B.A., Kenyon College
Ph.D., Mayo Clinic
Chelsea Vadnie joined the faculty at Ohio Wesleyan University in the fall of 2020. She received her undergraduate degree in Neuroscience at Kenyon College and her Ph.D. in Neurobiology of Disease at the Mayo Clinic (Rochester, MN) in the lab of Doo-Sup Choi. Her dissertation focused on using mouse models to understand the role of neurotensin signaling in mania-like behavior. Dr. Vadnie then completed a postdoctoral fellowship in Colleen McClung’s lab within the T32 Translational Research Training in Sleep Medicine Program at the University of Pittsburgh to gain expertise in sleep and circadian science.

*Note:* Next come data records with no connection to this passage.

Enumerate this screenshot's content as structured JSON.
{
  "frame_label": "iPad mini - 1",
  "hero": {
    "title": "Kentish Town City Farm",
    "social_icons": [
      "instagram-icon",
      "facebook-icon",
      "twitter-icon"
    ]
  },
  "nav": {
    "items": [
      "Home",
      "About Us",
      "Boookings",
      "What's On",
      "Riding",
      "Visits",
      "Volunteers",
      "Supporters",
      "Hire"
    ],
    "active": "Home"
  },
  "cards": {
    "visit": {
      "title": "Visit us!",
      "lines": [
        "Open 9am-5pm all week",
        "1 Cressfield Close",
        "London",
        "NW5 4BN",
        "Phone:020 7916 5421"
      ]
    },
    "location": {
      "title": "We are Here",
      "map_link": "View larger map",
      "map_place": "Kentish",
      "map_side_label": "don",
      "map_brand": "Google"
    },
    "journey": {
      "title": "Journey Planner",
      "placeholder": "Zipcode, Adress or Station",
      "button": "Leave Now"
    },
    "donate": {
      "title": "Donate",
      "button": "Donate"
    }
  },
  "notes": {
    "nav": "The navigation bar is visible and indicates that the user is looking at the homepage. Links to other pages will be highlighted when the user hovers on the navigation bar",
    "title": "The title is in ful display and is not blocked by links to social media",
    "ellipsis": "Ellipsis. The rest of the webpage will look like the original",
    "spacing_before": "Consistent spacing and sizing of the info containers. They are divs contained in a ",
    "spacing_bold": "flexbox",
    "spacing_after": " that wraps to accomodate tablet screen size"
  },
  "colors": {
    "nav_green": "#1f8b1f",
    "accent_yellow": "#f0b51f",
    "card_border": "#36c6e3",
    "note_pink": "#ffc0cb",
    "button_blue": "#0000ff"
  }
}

Chelsea Vadnie is interested in using mouse models to study the role of circadian rhythm disruptions in behaviors relevant to anxiety, mood and alcohol use disorders. She uses optogenetics and environmental manipulations to understand whether circadian rhythm disruption alters behavioral phenotypes and neurobiology in mouse models. Her current project is centered on determining the role of the central pacemaker in the brain, the suprachiasmatic nucleus, in the regulation of mood and anxiety-like behavior. She also studies the behavioral and neurobiological effects of circadian disruption during adolescence.
Jia YF, Vadnie CA, Ho AM, Peyton L, Veldic M, Wininger K, Matveyenko A, Choi DS. (2019). Type 1 equilibrative nucleoside transporter (ENT1) regulates sex-specific ethanol drinking during disruption of circadian rhythms. Addict Biol. e12801. doi: 10.1111/adb.12801.
Vadnie CA, McClung CA. (2017). Circadian rhythm disturbances in mood disorders: insights into the role of the suprachiasmatic nucleus. Neural Plast. 2017:1504507. doi: 10.1155/2017/1504507.
Vadnie CA, Ayers-Ringler J, Oliveros A, Abulseoud OA, Choi S, Hitschfeld MJ, Choi DS. (2016). Antipsychotic-like effects of a neurotensin receptor type 1 agonist. Behav Brain Res. 305:8-17. doi: 10.1016/j.bbr.2016.02.019.
Vadnie CA, Park JH, Abdel Gawad N, Ho AM, Hinton DJ, Choi DS. (2014). Gut-brain peptides in corticostriatal-limbic circuitry and alcohol use disorders. Front Neurosci. 8:288. doi: 10.3389/fnins.2014.00288.
Vadnie CA, Hinton DJ, Choi S, Choi Y, Ruby CL, Oliveros A, Prieto ML, Park JH, Choi DS. (2014). Activation of neurotensin receptor type 1 attenuates locomotor activity. Neuropharmacology. 85:482-92. doi: 10.1016/j.neuropharm.2014.05.046.